● **REQUIREMENT**:
Keep the pictures out. Copy every line of the listing exactly.

STORED DATA Start Marker

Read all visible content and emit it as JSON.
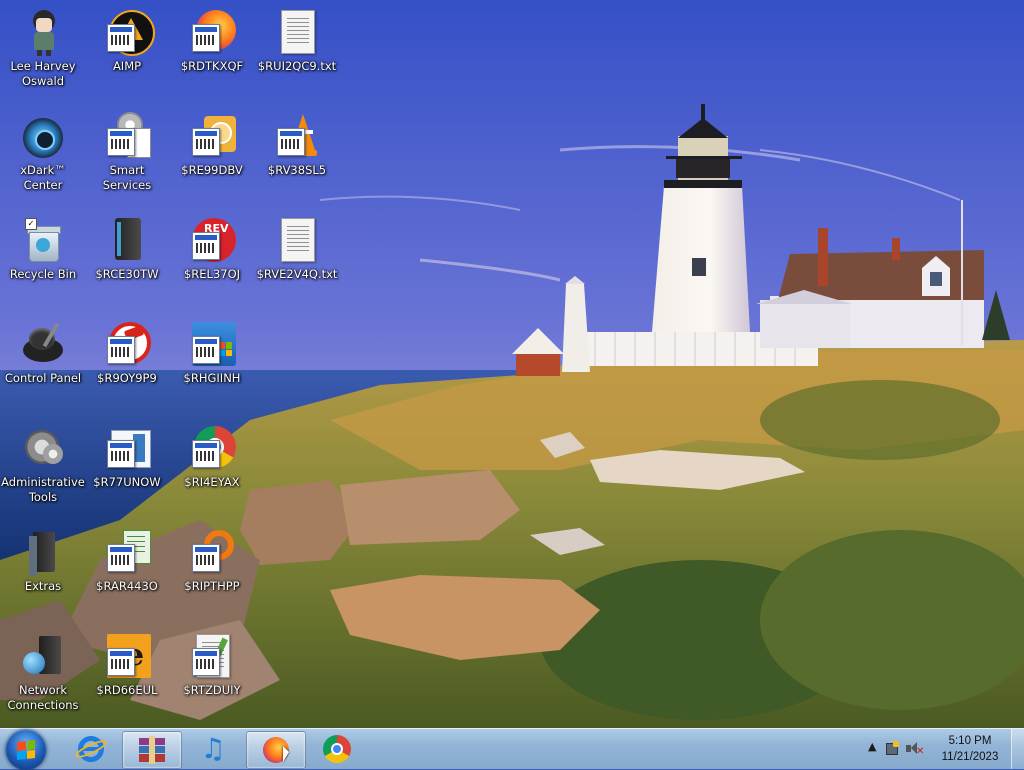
{
  "desktop": {
    "icons": [
      {
        "label": "Lee Harvey Oswald",
        "icon": "person-figure-icon"
      },
      {
        "label": "AIMP",
        "icon": "aimp-icon"
      },
      {
        "label": "$RDTKXQF",
        "icon": "firefox-shortcut-icon"
      },
      {
        "label": "$RUI2QC9.txt",
        "icon": "text-document-icon"
      },
      {
        "label": "xDark™ Center",
        "icon": "xdark-center-icon"
      },
      {
        "label": "Smart Services",
        "icon": "smart-services-icon"
      },
      {
        "label": "$RE99DBV",
        "icon": "shortcut-icon"
      },
      {
        "label": "$RV38SL5",
        "icon": "vlc-shortcut-icon"
      },
      {
        "label": "Recycle Bin",
        "icon": "recycle-bin-icon"
      },
      {
        "label": "$RCE30TW",
        "icon": "dark-device-icon"
      },
      {
        "label": "$REL37OJ",
        "icon": "rev-shortcut-icon"
      },
      {
        "label": "$RVE2V4Q.txt",
        "icon": "text-document-icon"
      },
      {
        "label": "Control Panel",
        "icon": "control-panel-icon"
      },
      {
        "label": "$R9OY9P9",
        "icon": "ccleaner-shortcut-icon"
      },
      {
        "label": "$RHGIINH",
        "icon": "installer-shortcut-icon"
      },
      {
        "label": "Administrative Tools",
        "icon": "administrative-tools-icon"
      },
      {
        "label": "$R77UNOW",
        "icon": "window-shortcut-icon"
      },
      {
        "label": "$RI4EYAX",
        "icon": "chrome-shortcut-icon"
      },
      {
        "label": "Extras",
        "icon": "extras-icon"
      },
      {
        "label": "$RAR443O",
        "icon": "spreadsheet-shortcut-icon"
      },
      {
        "label": "$RIPTHPP",
        "icon": "ring-shortcut-icon"
      },
      {
        "label": "Network Connections",
        "icon": "network-connections-icon"
      },
      {
        "label": "$RD66EUL",
        "icon": "editor-shortcut-icon"
      },
      {
        "label": "$RTZDUIY",
        "icon": "document-shortcut-icon"
      }
    ]
  },
  "taskbar": {
    "start_icon": "windows-start-orb-icon",
    "pinned": [
      {
        "name": "internet-explorer",
        "icon": "internet-explorer-icon"
      },
      {
        "name": "archive-app",
        "icon": "winrar-icon"
      },
      {
        "name": "music-player",
        "icon": "music-note-icon"
      },
      {
        "name": "firefox",
        "icon": "firefox-icon"
      },
      {
        "name": "chrome",
        "icon": "chrome-icon"
      }
    ],
    "tray": {
      "show_hidden": "▲",
      "clock_time": "5:10 PM",
      "clock_date": "11/21/2023"
    }
  },
  "colors": {
    "sky_top": "#3d59c9",
    "sea": "#1f3f8f",
    "grass": "#9a8a3a",
    "taskbar": "#93b4d6"
  }
}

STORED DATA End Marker

● **RESULT OF THE EXERCISE**:
Read all visible content and emit it as JSON.
{
  "desktop": {
    "icons": [
      {
        "label": "Lee Harvey Oswald",
        "icon": "person-figure-icon"
      },
      {
        "label": "AIMP",
        "icon": "aimp-icon"
      },
      {
        "label": "$RDTKXQF",
        "icon": "firefox-shortcut-icon"
      },
      {
        "label": "$RUI2QC9.txt",
        "icon": "text-document-icon"
      },
      {
        "label": "xDark™ Center",
        "icon": "xdark-center-icon"
      },
      {
        "label": "Smart Services",
        "icon": "smart-services-icon"
      },
      {
        "label": "$RE99DBV",
        "icon": "shortcut-icon"
      },
      {
        "label": "$RV38SL5",
        "icon": "vlc-shortcut-icon"
      },
      {
        "label": "Recycle Bin",
        "icon": "recycle-bin-icon"
      },
      {
        "label": "$RCE30TW",
        "icon": "dark-device-icon"
      },
      {
        "label": "$REL37OJ",
        "icon": "rev-shortcut-icon"
      },
      {
        "label": "$RVE2V4Q.txt",
        "icon": "text-document-icon"
      },
      {
        "label": "Control Panel",
        "icon": "control-panel-icon"
      },
      {
        "label": "$R9OY9P9",
        "icon": "ccleaner-shortcut-icon"
      },
      {
        "label": "$RHGIINH",
        "icon": "installer-shortcut-icon"
      },
      {
        "label": "Administrative Tools",
        "icon": "administrative-tools-icon"
      },
      {
        "label": "$R77UNOW",
        "icon": "window-shortcut-icon"
      },
      {
        "label": "$RI4EYAX",
        "icon": "chrome-shortcut-icon"
      },
      {
        "label": "Extras",
        "icon": "extras-icon"
      },
      {
        "label": "$RAR443O",
        "icon": "spreadsheet-shortcut-icon"
      },
      {
        "label": "$RIPTHPP",
        "icon": "ring-shortcut-icon"
      },
      {
        "label": "Network Connections",
        "icon": "network-connections-icon"
      },
      {
        "label": "$RD66EUL",
        "icon": "editor-shortcut-icon"
      },
      {
        "label": "$RTZDUIY",
        "icon": "document-shortcut-icon"
      }
    ]
  },
  "taskbar": {
    "start_icon": "windows-start-orb-icon",
    "pinned": [
      {
        "name": "internet-explorer",
        "icon": "internet-explorer-icon"
      },
      {
        "name": "archive-app",
        "icon": "winrar-icon"
      },
      {
        "name": "music-player",
        "icon": "music-note-icon"
      },
      {
        "name": "firefox",
        "icon": "firefox-icon"
      },
      {
        "name": "chrome",
        "icon": "chrome-icon"
      }
    ],
    "tray": {
      "show_hidden": "▲",
      "clock_time": "5:10 PM",
      "clock_date": "11/21/2023"
    }
  },
  "colors": {
    "sky_top": "#3d59c9",
    "sea": "#1f3f8f",
    "grass": "#9a8a3a",
    "taskbar": "#93b4d6"
  }
}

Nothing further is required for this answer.